The concept of entropy in thermodynamics is a complex one, though it is fundamental in understanding physics, the workings of the mind, and biology. Entropy is the measure of the quality of energy, and it can also refer to the turn from order to disorder or randomness in isolated systems. In open systems, such as biology, entropy is formulated in terms of production and energy flow. This book establishes a novel view of complex biological systems and the earth using this concept of entropy, encompassing the interdisciplinary area of biology, ecology and physics. This book considers the development over time of a range of biologically complex systems such as plants, animals, humans, and ecosystems, describing them in terms of the second law of thermodynamics, entropy. With its broad coverage of biological systems, this book will be useful for students of environmental science as well as students in biology and physics.
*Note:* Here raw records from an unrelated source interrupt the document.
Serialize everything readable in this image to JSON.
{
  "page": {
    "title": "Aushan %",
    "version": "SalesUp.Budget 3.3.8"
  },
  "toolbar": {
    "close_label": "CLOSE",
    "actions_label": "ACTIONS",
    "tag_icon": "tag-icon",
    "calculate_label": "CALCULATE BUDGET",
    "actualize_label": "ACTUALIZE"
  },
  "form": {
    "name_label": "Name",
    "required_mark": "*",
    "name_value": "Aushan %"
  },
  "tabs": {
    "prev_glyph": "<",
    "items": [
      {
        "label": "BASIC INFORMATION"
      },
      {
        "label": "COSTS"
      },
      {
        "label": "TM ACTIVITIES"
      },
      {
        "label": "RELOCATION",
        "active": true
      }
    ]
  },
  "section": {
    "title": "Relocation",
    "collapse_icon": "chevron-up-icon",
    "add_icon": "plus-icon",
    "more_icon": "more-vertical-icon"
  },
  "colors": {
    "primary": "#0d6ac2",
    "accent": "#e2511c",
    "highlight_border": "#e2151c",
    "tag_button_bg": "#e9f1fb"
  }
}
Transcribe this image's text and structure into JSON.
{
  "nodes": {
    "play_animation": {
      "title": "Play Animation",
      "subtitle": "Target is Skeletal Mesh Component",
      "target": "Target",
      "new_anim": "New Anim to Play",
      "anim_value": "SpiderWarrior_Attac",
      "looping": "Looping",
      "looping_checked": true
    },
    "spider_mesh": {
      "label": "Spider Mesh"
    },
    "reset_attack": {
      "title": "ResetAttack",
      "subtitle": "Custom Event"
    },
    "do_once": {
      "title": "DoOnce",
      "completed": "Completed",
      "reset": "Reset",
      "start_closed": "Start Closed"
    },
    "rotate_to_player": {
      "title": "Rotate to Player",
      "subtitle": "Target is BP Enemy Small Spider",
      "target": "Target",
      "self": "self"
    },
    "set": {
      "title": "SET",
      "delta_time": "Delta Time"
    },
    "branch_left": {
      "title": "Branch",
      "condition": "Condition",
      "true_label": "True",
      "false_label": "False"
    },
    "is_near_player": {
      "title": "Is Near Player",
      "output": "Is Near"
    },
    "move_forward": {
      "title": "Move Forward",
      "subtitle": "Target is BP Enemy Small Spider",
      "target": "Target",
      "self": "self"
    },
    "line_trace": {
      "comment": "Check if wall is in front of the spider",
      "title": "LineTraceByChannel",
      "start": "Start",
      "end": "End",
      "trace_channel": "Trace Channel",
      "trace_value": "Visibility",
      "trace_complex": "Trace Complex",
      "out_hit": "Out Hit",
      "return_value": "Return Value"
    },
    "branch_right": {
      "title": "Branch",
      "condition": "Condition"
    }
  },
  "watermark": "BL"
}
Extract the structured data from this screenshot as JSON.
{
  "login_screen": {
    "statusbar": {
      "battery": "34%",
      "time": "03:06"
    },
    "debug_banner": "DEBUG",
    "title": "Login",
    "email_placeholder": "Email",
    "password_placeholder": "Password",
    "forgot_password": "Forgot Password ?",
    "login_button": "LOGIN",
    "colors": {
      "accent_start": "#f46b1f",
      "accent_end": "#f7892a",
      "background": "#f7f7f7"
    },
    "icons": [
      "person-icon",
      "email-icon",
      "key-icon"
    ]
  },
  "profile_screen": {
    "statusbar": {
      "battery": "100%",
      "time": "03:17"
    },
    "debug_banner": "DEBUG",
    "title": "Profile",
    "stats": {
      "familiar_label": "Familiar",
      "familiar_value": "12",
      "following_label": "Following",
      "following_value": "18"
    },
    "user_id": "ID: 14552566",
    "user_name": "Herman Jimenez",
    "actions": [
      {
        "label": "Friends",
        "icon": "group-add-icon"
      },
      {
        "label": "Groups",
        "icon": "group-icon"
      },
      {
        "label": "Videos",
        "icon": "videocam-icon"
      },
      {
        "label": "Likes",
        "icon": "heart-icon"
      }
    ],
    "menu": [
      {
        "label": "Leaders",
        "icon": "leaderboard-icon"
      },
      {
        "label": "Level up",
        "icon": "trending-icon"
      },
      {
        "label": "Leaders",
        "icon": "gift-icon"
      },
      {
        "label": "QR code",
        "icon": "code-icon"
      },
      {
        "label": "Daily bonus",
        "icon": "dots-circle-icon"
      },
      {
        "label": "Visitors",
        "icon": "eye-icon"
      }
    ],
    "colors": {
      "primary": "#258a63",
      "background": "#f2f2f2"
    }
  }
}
Key Features

  • Includes discussion of multiple complex systems including the earth and biological systems within it.
  • Suitable for those with little physics background who wish to learn how the laws of physics apply to ecological systems.
  • Clearly organized by system, making information easy to access.


Ecologists, Biologists, Physicists

Table of Contents


1: Thermodynamics and Living Systems

1.1 Thermodynamics

1.2 Entropy Law

1.3 Entropy Production: Quantifiability in Living Systems

1.4 Maxwell's Demon

2: Plant leaves

2.1 Broad Leaves

2.2 Conifer Branches

2.3 Entropy Production at Night

2.4 Theorem of Oscillating Entropy Production

3: Animals

3.1 White-tailed Deer

3.2 Lizard

3.3 Pigs

4: Humans I. Direct Calorimetry

4.1 Direct Calorimetry: Outline and Significance

4.2 Calculation of Entropy Production

4.3 "Entropy Homeostasis"

4.4 Non-Basal Effects

5: Humans II. Indirect Calorimetry

5.1 Biological Meanings

5.2 Physical Formulation

5.3 Age Dependence I. Per Surface Area

5.4 Age Dependence II. Per Individual

6: Ecological Communities

6.1 Respiration

6.2 Trophic Diversity

6.3 Trophic Diversity vs. Respiration

6.4 Eutrophication

6.5 Arrow of Time

6.6 Dissipation Function and Entropy Production

6.7 Discussion

7: Lake Ecosystems

7.1 Methods of Calculation

7.2 Lake Biwa and Lake Mendota

7.3 Senescent Stages

8: Entropy Principle in Living Systems ("Min-Max Principle")

9: The Earth

9.1 Planets of the Solar System

9.2 Earth's Surface and Earth's Atmosphere

Remark 1 Global Warming

Remark 2 Gaia Hypothesis

Appendix Energy Budget Equation - the First Law of Thermodynam


No. of pages:
© 2012
Print ISBN:
Electronic ISBN:

About the author

Ichiro Aoki

Affiliations and Expertise

Department of Systems Engineering, Faculty of Engineering, Shizuoka University, Hamamatsu, Japan